There was joy for some but deep anger for many others as Northern Ireland football fans were told if they had secured prized tickets for the European Championships in France.
While some supporters celebrated, others were left fuming after a Euro 2016 loyalty scheme apparently failed to prioritise those who had attended past games.
The Irish Football Association (IFA) had devised a points system with the aim of ensuring Northern Ireland fans who had attended the most qualifying and friendly matches got first preference when it came to tickets.
But fans who has amassed numerous points were scratching their heads on Tuesday after they missed out on tickets, while others with few or no points secured them.
With 50,000 applications for just under 30,000 total seats for Northern Ireland’s three group games, there were always going to be many disappointed fans.
But there was a sense of injustice among many who felt years of loyal support had not been rewarded.
The issue appears to focus on Northern Ireland’s opening game against Poland in Nice on June 12 – the match with the smallest ticket allocation (6,800).
The problem seems to relate to the price category of tickets fans applied for.
Those with limited or no loyalty points appear to have been able to secure seats in the more expensive areas of the stadium, while supporters with many loyalty points who applied for tickets in the more in-demand cheaper seats have missed out.
The fans took to social media to vent their fury.
Gordon Gough tweeted: “How can a block booker with stacks of points not get tickets for Nice? Sort it out IFA! £Shambles”
Owen Polley described it as a “fiasco”.
Paul Arbuthnot asked the IFA: “Is there any appeal process, or are all the tickets gone?”
On Twitter, Robert Millar wrote: “What has happened with this ticket allocation. Total shambles. People with zero points get all tickets !! Real fans get nowt.”
In response to the furore, the IFA insisted UEFA held ultimate responsibility.
“UEFA are responsible for managing the ticket application process for EURO 2016,” the IFA said.
“The Irish FA spent three months working with fans and supporters’ groups to create a priority list based on attendance at Northern Ireland matches over the past two qualifying campaigns. That list was shared with UEFA on 29th January.
“It was our understanding that the priority list would be the basis for all ticket applications for Northern Ireland’s group games at EURO 2016. We are currently asking UEFA how the list was applied, particularly in relation to the game against Poland in Nice.”

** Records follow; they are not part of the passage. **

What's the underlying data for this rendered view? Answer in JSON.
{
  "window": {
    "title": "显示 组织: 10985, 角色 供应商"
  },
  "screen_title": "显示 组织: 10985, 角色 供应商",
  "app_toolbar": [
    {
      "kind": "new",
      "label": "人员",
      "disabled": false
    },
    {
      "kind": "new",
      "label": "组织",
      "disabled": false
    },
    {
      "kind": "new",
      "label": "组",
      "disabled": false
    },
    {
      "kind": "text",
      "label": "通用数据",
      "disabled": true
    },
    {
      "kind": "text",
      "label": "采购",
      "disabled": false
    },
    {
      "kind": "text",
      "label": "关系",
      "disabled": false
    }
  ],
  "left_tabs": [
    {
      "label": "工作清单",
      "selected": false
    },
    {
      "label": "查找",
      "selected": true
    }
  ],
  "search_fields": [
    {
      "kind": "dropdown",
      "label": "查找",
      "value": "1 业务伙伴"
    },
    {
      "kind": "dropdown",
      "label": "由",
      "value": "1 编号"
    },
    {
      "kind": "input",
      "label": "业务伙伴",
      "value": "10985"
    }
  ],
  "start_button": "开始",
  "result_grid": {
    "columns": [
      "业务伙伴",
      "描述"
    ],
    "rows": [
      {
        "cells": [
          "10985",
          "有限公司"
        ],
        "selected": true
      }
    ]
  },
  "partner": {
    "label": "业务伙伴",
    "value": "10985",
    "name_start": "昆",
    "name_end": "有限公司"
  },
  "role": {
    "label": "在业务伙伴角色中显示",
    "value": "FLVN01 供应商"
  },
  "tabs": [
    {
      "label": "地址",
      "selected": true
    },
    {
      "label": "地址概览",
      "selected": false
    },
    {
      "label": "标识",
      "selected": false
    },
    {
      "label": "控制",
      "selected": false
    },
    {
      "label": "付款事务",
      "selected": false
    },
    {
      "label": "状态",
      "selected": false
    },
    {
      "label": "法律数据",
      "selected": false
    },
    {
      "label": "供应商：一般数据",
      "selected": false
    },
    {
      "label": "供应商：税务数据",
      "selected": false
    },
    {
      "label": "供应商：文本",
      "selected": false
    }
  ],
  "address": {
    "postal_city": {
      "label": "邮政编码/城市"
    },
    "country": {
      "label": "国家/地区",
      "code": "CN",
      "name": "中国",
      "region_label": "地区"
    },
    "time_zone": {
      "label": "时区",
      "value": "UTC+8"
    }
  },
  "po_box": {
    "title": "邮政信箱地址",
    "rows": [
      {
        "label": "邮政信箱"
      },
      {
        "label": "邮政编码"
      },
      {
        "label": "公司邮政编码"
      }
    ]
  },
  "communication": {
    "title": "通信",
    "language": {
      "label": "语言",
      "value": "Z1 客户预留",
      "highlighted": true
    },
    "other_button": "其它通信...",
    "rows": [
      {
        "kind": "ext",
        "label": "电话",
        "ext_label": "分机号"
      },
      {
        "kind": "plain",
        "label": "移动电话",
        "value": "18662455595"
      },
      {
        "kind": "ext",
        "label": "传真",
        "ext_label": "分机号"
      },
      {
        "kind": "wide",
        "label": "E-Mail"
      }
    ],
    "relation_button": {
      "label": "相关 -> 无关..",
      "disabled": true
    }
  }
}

Republic of Ireland fans have to find out the results of their ticket allocations - all fans who applied are to be informed of their final status by February 29 at the latest.